IN FOCUS: Trade Agreements
Increasing East Asian economic integration impelled the country to enter into bilateral and regional free trade agreements (FTAs) to overcome barriers to trade, amid continued deadlock in multilateral trade talks under the World Trade Organization. The country has engaged in 15 FTAs, seven of which are in effect and two are under negotiation. Six of these FTAs were proposed recently.

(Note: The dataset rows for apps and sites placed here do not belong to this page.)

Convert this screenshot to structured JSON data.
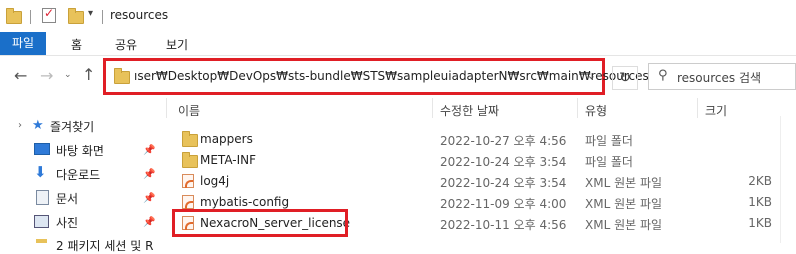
{
  "title": "resources",
  "ribbon": {
    "file": "파일",
    "home": "홈",
    "share": "공유",
    "view": "보기"
  },
  "address": {
    "path": "ıser₩Desktop₩DevOps₩sts-bundle₩STS₩sampleuiadapterN₩src₩main₩resources"
  },
  "search": {
    "placeholder": "resources 검색"
  },
  "sidebar": [
    {
      "label": "즐겨찾기"
    },
    {
      "label": "바탕 화면"
    },
    {
      "label": "다운로드"
    },
    {
      "label": "문서"
    },
    {
      "label": "사진"
    },
    {
      "label": "2 패키지 세션 및 R"
    }
  ],
  "columns": {
    "name": "이름",
    "date": "수정한 날짜",
    "type": "유형",
    "size": "크기"
  },
  "files": [
    {
      "name": "mappers",
      "date": "2022-10-27 오후 4:56",
      "type": "파일 폴더",
      "size": "",
      "kind": "folder"
    },
    {
      "name": "META-INF",
      "date": "2022-10-24 오후 3:54",
      "type": "파일 폴더",
      "size": "",
      "kind": "folder"
    },
    {
      "name": "log4j",
      "date": "2022-10-24 오후 3:54",
      "type": "XML 원본 파일",
      "size": "2KB",
      "kind": "xml"
    },
    {
      "name": "mybatis-config",
      "date": "2022-11-09 오후 4:00",
      "type": "XML 원본 파일",
      "size": "1KB",
      "kind": "xml"
    },
    {
      "name": "NexacroN_server_license",
      "date": "2022-10-11 오후 4:56",
      "type": "XML 원본 파일",
      "size": "1KB",
      "kind": "xml"
    }
  ],
  "colors": {
    "accent": "#1a6fc9",
    "highlight": "#e01e25",
    "folder": "#e8c25a"
  }
}
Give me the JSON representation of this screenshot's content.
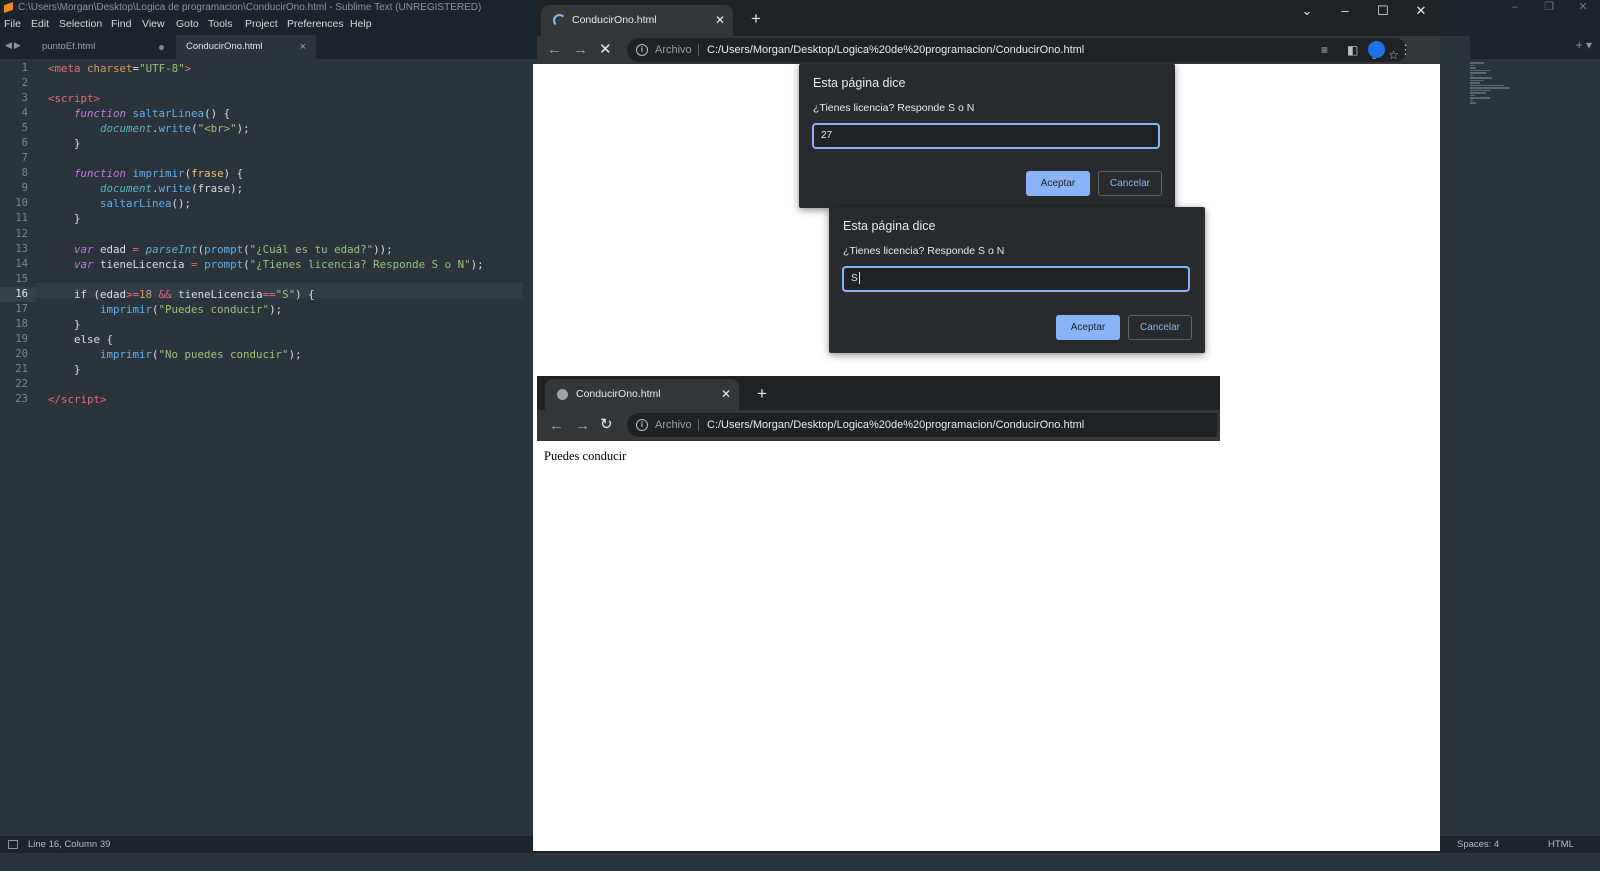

A historic feat is the entry into force of the Philippines-Japan Economic Partnership Agreement (PJEPA), the Philippines first bilateral free trade agreement. A study by the Philippine Institute for Development Studies (PIDS), titled PJEPA: An initial ex-post review, by Senior Research Fellow Erlinda Medalla and Supervising Research Specialist Veredigna Ledda, found that concerns over the supposed negative impact of the PJEPA, in particular on the automotive sector because of adjustment costs, did not materialize. The most visible benefit of a trade agreement such as the PJEPA is greater market access resulting from the elimination or reduction of tariffs. The PJEPA covers 7,476 tariff lines of Philippine exports, 93 percent of which are industrial goods, with the rest consisting of agricultural products. According to the provisions of the PJEPA, tariffs on 5,994 product lines or around 85 percent of these goods were scheduled for immediate elimination when the agreement entered into force in 2008. Emerging winners are agricultural products, as indicated by the surge in exports of fresh bananas after the implementation of the PJEPA. Beyond market access, the Philippines will benefit from training and the transfer of technology and skills as well as the opportunity for institution building and domestic reforms.
The Regional Comprehensive Economic Partnership (RCEP), negotiations for which were launched by the ASEAN+6 member-states in 2012, is poised to be the worlds biggest trading block, covering 40 percent of world trade. As a region-wide FTA, it holds great promise for stronger economic cooperation by achieving robust trade and investment flows. It is estimated that the value of trade between the Philippines and RCEP members is USD 60 billion. However, for the country to maximize the potential of RCEP, it has to address the impediments that have continued to stall the countrys growth: low utilization of FTAs, narrow fiscal space, inadequate infrastructure, and weak investor confidence, according to the policy paper titled Key reforms for an effective Regional Comprehensive Economic Partnership by PIDS President Gilberto Llanto and Ma. Kristina Ortiz. FTAs generally call for market access and investment liberalization, but they can also be instruments to increase competitiveness, enabling the country to compete better in the global economy.
Another FTA in the offing is the United States-led Trans-Pacific Partnership (TPP). Currently at an advanced stage of negotiations, which also involves Australia, Malaysia, Peru, Viet Nam, Canada, and Mexico, this trade alliance is envisioned to serve as a vehicle for Asia-Pacific-wide integration, representing more than 658 million people and a combined gross domestic product of USD 20.5 trillion or26 percent of global trade. More countries in the region are expected to join eventually. With its Asia-Pacific coverage, TPP aims for wider and deeper free trade scope encompassing investments, goods, and services. Erlinda Medalla asserts that the Philippines stands to gain from the TPP, particularly in increasing its exports or defending its market share. However, an issue that the Philippines should address both with the RCEP and the TPP is its ability to realize the benefits and manage the costs from these agreements.
To know more about PIDS research on FTAs, visit theSocioEconomic Research Portal for the Philippines. Simply type trade, trade liberalization, bilateral trade agreement, tariff, FTAs, PJEPA, RCEP, and related terms in the Search box.